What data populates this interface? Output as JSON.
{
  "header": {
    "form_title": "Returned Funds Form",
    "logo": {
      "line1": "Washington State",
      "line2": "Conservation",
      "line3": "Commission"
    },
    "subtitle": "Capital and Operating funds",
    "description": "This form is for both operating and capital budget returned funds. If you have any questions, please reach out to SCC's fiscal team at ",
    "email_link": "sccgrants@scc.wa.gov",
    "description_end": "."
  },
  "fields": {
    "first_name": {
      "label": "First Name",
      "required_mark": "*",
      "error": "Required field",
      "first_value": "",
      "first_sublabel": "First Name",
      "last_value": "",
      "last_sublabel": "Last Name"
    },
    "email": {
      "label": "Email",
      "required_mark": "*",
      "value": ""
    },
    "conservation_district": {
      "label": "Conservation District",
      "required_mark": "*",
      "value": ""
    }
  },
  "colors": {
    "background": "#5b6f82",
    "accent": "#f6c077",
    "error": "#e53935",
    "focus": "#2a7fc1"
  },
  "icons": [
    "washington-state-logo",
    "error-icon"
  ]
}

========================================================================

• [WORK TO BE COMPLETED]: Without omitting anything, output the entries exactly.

• [SOLUTION TO THIS EXERCISE]:
What data populates this interface? Output as JSON.
{
  "header": {
    "form_title": "Returned Funds Form",
    "logo": {
      "line1": "Washington State",
      "line2": "Conservation",
      "line3": "Commission"
    },
    "subtitle": "Capital and Operating funds",
    "description": "This form is for both operating and capital budget returned funds. If you have any questions, please reach out to SCC's fiscal team at ",
    "email_link": "sccgrants@scc.wa.gov",
    "description_end": "."
  },
  "fields": {
    "first_name": {
      "label": "First Name",
      "required_mark": "*",
      "error": "Required field",
      "first_value": "",
      "first_sublabel": "First Name",
      "last_value": "",
      "last_sublabel": "Last Name"
    },
    "email": {
      "label": "Email",
      "required_mark": "*",
      "value": ""
    },
    "conservation_district": {
      "label": "Conservation District",
      "required_mark": "*",
      "value": ""
    }
  },
  "colors": {
    "background": "#5b6f82",
    "accent": "#f6c077",
    "error": "#e53935",
    "focus": "#2a7fc1"
  },
  "icons": [
    "washington-state-logo",
    "error-icon"
  ]
}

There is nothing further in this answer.